Saved data entries:
◆ ◆ ◆ ◆ ◆ ◆ ◆
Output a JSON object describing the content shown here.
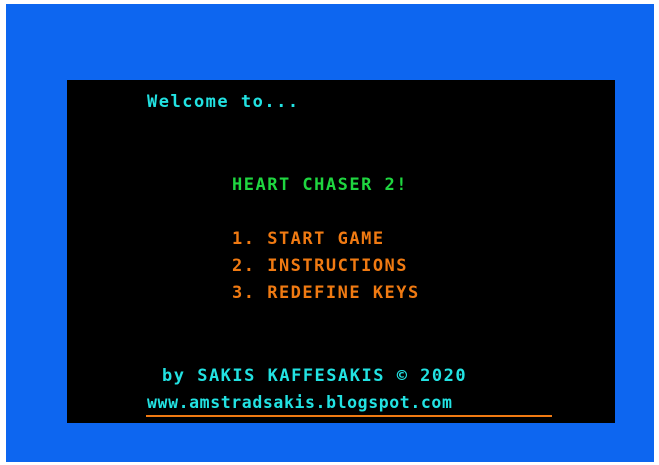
{
  "colors": {
    "border": "#0d66f0",
    "screen": "#000000",
    "cyan": "#22e2e2",
    "green": "#1fd640",
    "orange": "#f07a12"
  },
  "screen": {
    "welcome": "Welcome to...",
    "title": "HEART CHASER 2!",
    "menu": [
      "1. START GAME",
      "2. INSTRUCTIONS",
      "3. REDEFINE KEYS"
    ],
    "credit": "by SAKIS KAFFESAKIS © 2020",
    "url": "www.amstradsakis.blogspot.com"
  }
}
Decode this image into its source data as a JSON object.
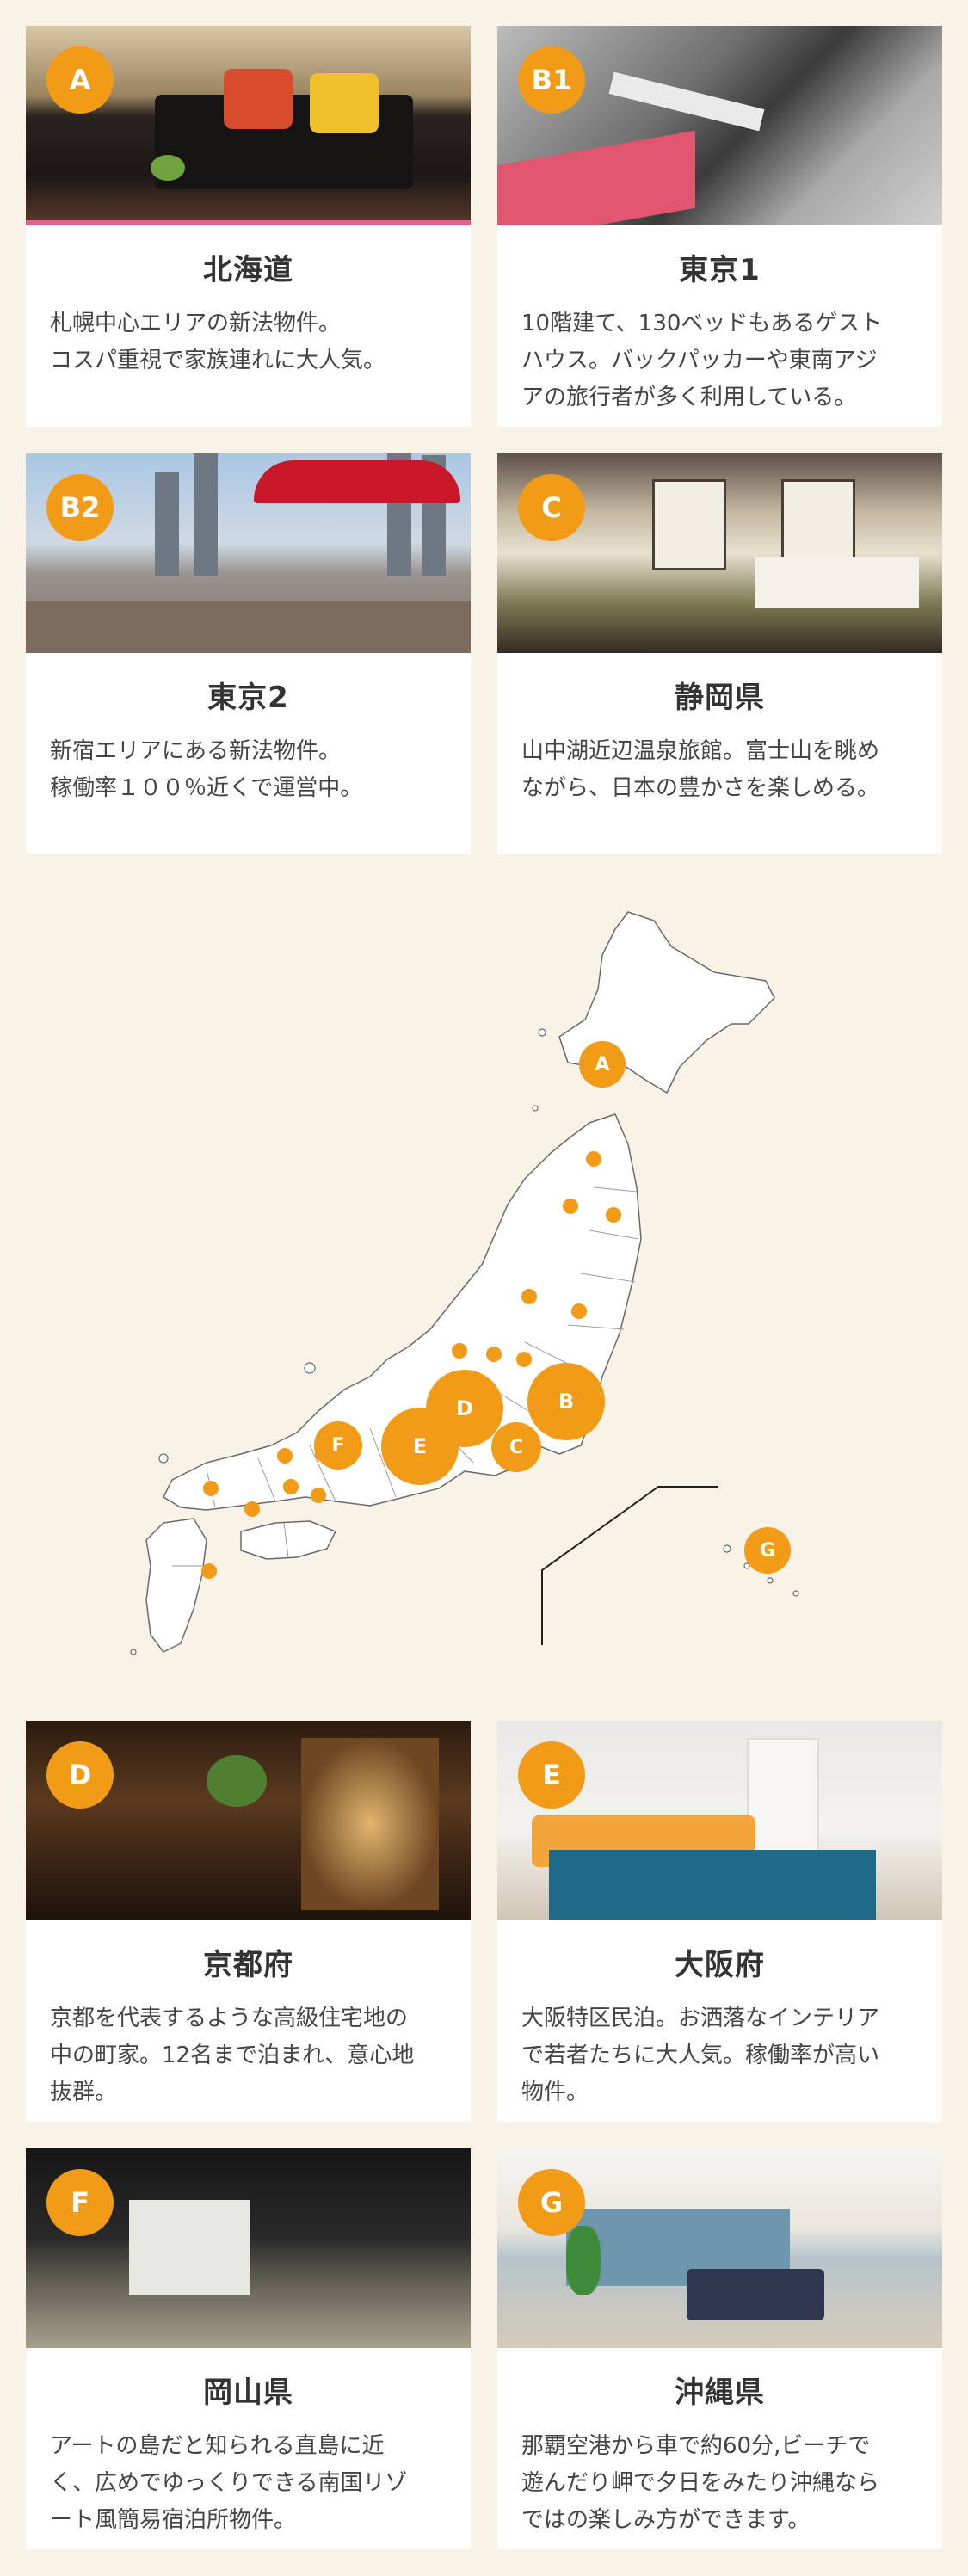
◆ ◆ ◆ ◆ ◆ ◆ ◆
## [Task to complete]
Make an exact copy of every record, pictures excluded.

## [Answer section]
Output a JSON object describing the content shown here.
{
  "colors": {
    "border": "#0d66f0",
    "screen": "#000000",
    "cyan": "#22e2e2",
    "green": "#1fd640",
    "orange": "#f07a12"
  },
  "screen": {
    "welcome": "Welcome to...",
    "title": "HEART CHASER 2!",
    "menu": [
      "1. START GAME",
      "2. INSTRUCTIONS",
      "3. REDEFINE KEYS"
    ],
    "credit": "by SAKIS KAFFESAKIS © 2020",
    "url": "www.amstradsakis.blogspot.com"
  }
}
Decode this image into its source data as a JSON object.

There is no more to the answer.